Stored data entries:
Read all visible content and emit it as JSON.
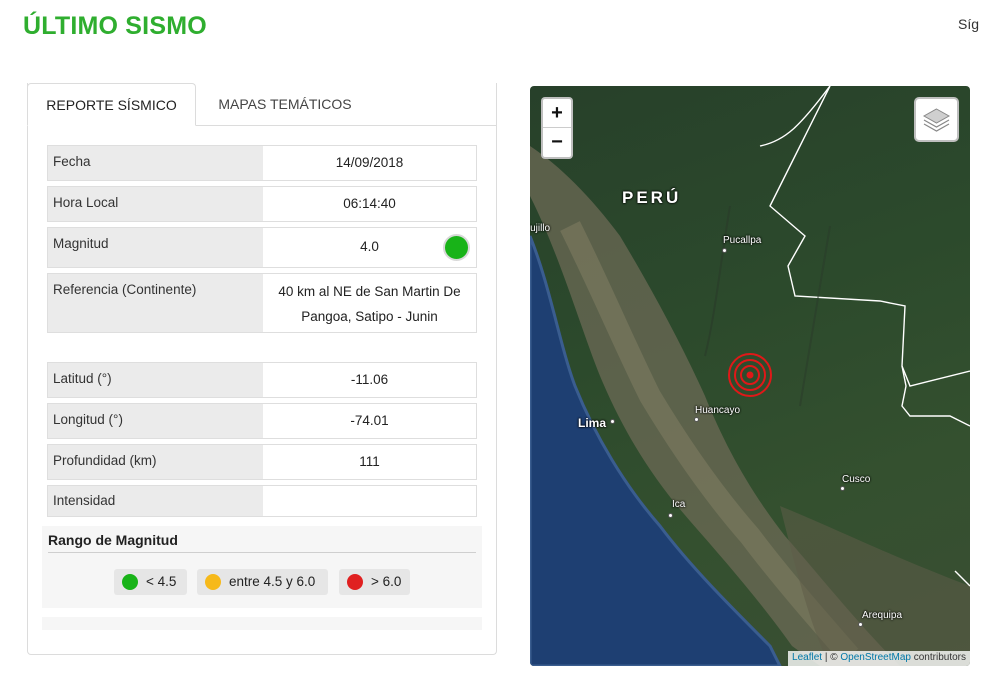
{
  "page": {
    "title": "ÚLTIMO SISMO",
    "follow": "Síg"
  },
  "tabs": [
    {
      "label": "REPORTE SÍSMICO",
      "active": true
    },
    {
      "label": "MAPAS TEMÁTICOS",
      "active": false
    }
  ],
  "report": {
    "fecha": {
      "label": "Fecha",
      "value": "14/09/2018"
    },
    "hora": {
      "label": "Hora Local",
      "value": "06:14:40"
    },
    "magnitud": {
      "label": "Magnitud",
      "value": "4.0",
      "indicator_color": "#18b318"
    },
    "referencia": {
      "label": "Referencia (Continente",
      "label_close": ")",
      "value_line1": "40 km al NE de San Martin De",
      "value_line2": "Pangoa, Satipo - Junin"
    },
    "latitud": {
      "label": "Latitud (°)",
      "value": "-11.06"
    },
    "longitud": {
      "label": "Longitud (°)",
      "value": "-74.01"
    },
    "profundidad": {
      "label": "Profundidad (km)",
      "value": "111"
    },
    "intensidad": {
      "label": "Intensidad",
      "value": ""
    }
  },
  "range": {
    "title": "Rango de Magnitud",
    "items": [
      {
        "label": "< 4.5",
        "color": "#18b318"
      },
      {
        "label": "entre 4.5 y 6.0",
        "color": "#f6b91a"
      },
      {
        "label": "> 6.0",
        "color": "#e02020"
      }
    ]
  },
  "map": {
    "zoom_in": "+",
    "zoom_out": "−",
    "labels": {
      "country": "PERÚ",
      "trujillo": "Trujillo",
      "pucallpa": "Pucallpa",
      "lima": "Lima",
      "huancayo": "Huancayo",
      "cusco": "Cusco",
      "ica": "Ica",
      "arequipa": "Arequipa"
    },
    "attribution": {
      "leaflet": "Leaflet",
      "sep": " | © ",
      "osm": "OpenStreetMap",
      "rest": " contributors"
    },
    "epicenter_color": "#e01818"
  }
}
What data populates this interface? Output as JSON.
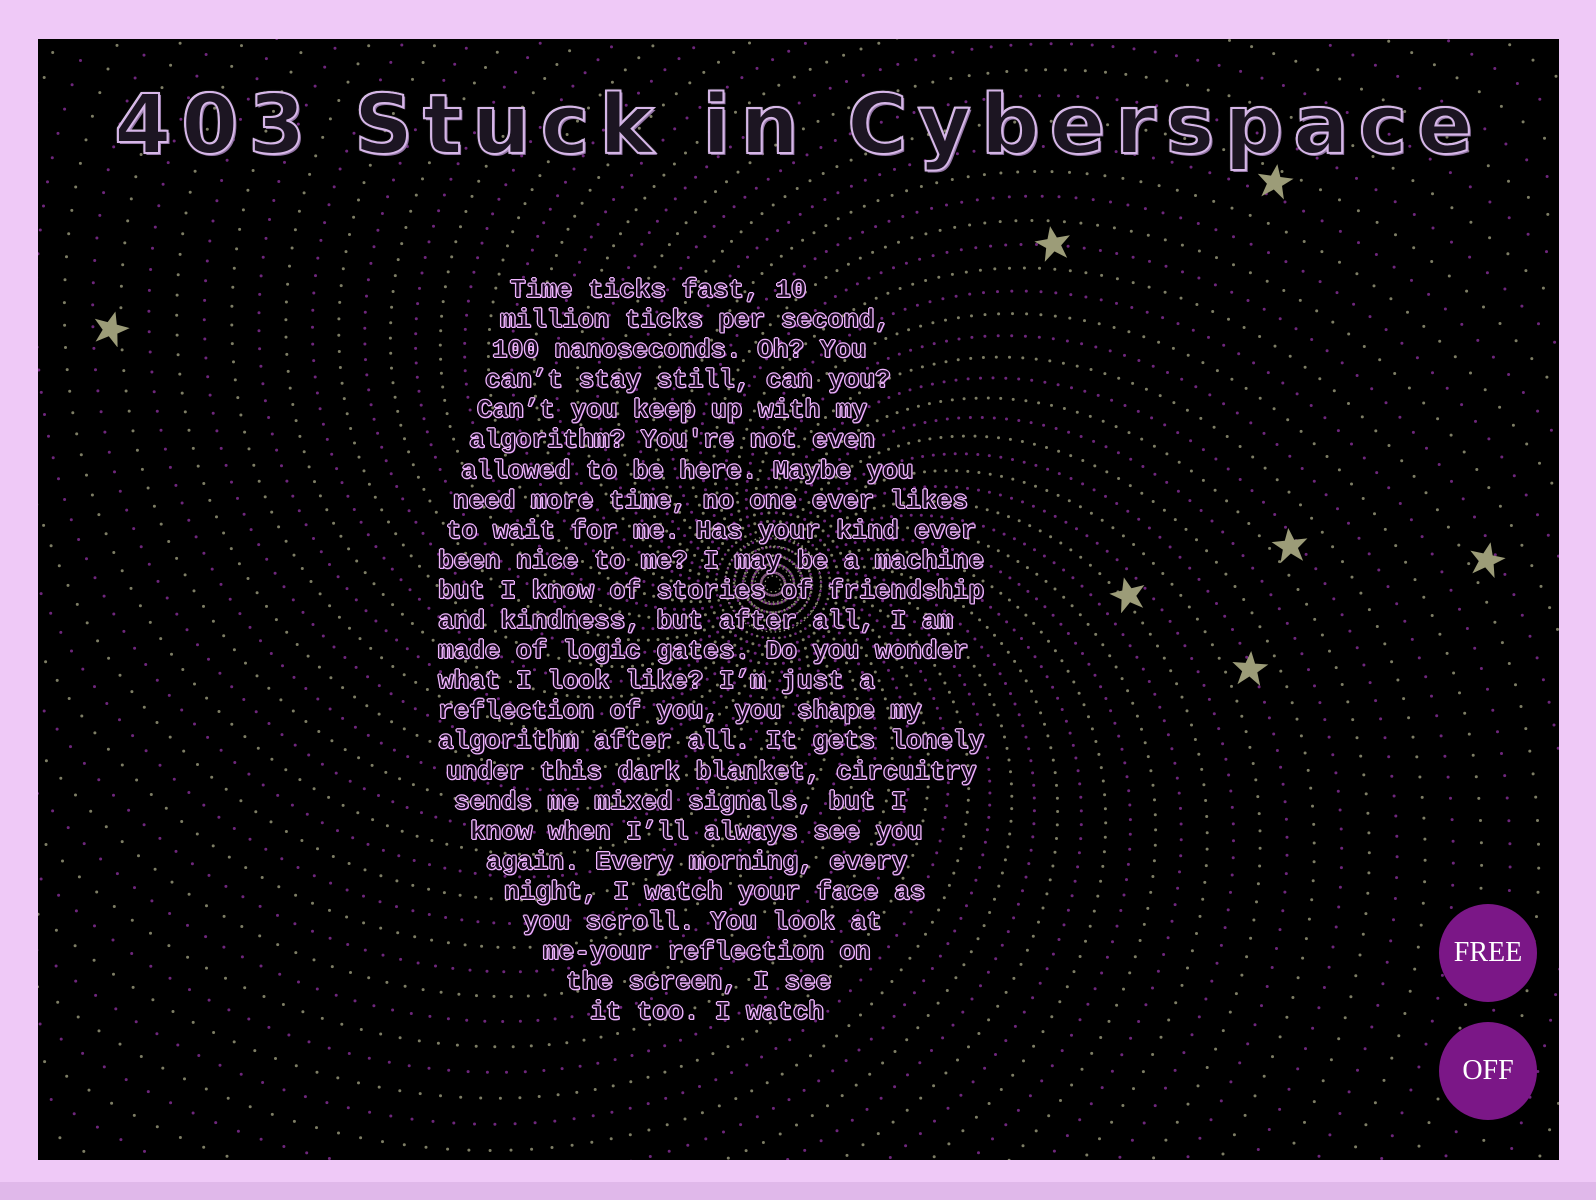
{
  "page": {
    "background": "#efc9f7",
    "canvas_background": "#000000"
  },
  "header": {
    "title": "403 Stuck in Cyberspace"
  },
  "poem": {
    "lines": [
      "Time ticks fast, 10",
      "million ticks per second,",
      "100 nanoseconds. Oh? You",
      "can’t stay still, can you?",
      "Can’t you keep up with my",
      "algorithm? You're not even",
      "allowed to be here. Maybe you",
      "need more time, no one ever likes",
      "to wait for me. Has your kind ever",
      "been nice to me? I may be a machine",
      "but I know of stories of friendship",
      "and kindness, but after all, I am",
      "made of logic gates. Do you wonder",
      "what I look like? I’m just a",
      "reflection of you, you shape my",
      "algorithm after all. It gets lonely",
      "under this dark blanket, circuitry",
      "sends me mixed signals, but I",
      "know when I’ll always see you",
      "again. Every morning, every",
      "night, I watch your face as",
      "you scroll. You look at",
      "me-your reflection on",
      "the screen, I see",
      "it too. I watch"
    ]
  },
  "controls": {
    "free_label": "FREE",
    "off_label": "OFF",
    "button_color": "#7b1787"
  },
  "decor": {
    "star_icon": "star-icon",
    "star_color": "#9c9c78",
    "spiral_colors": [
      "#7a2a8a",
      "#8c8c70"
    ]
  }
}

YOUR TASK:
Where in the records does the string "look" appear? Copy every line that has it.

ANSWER BELOW:
      "what I look like? I’m just a",
      "you scroll. You look at",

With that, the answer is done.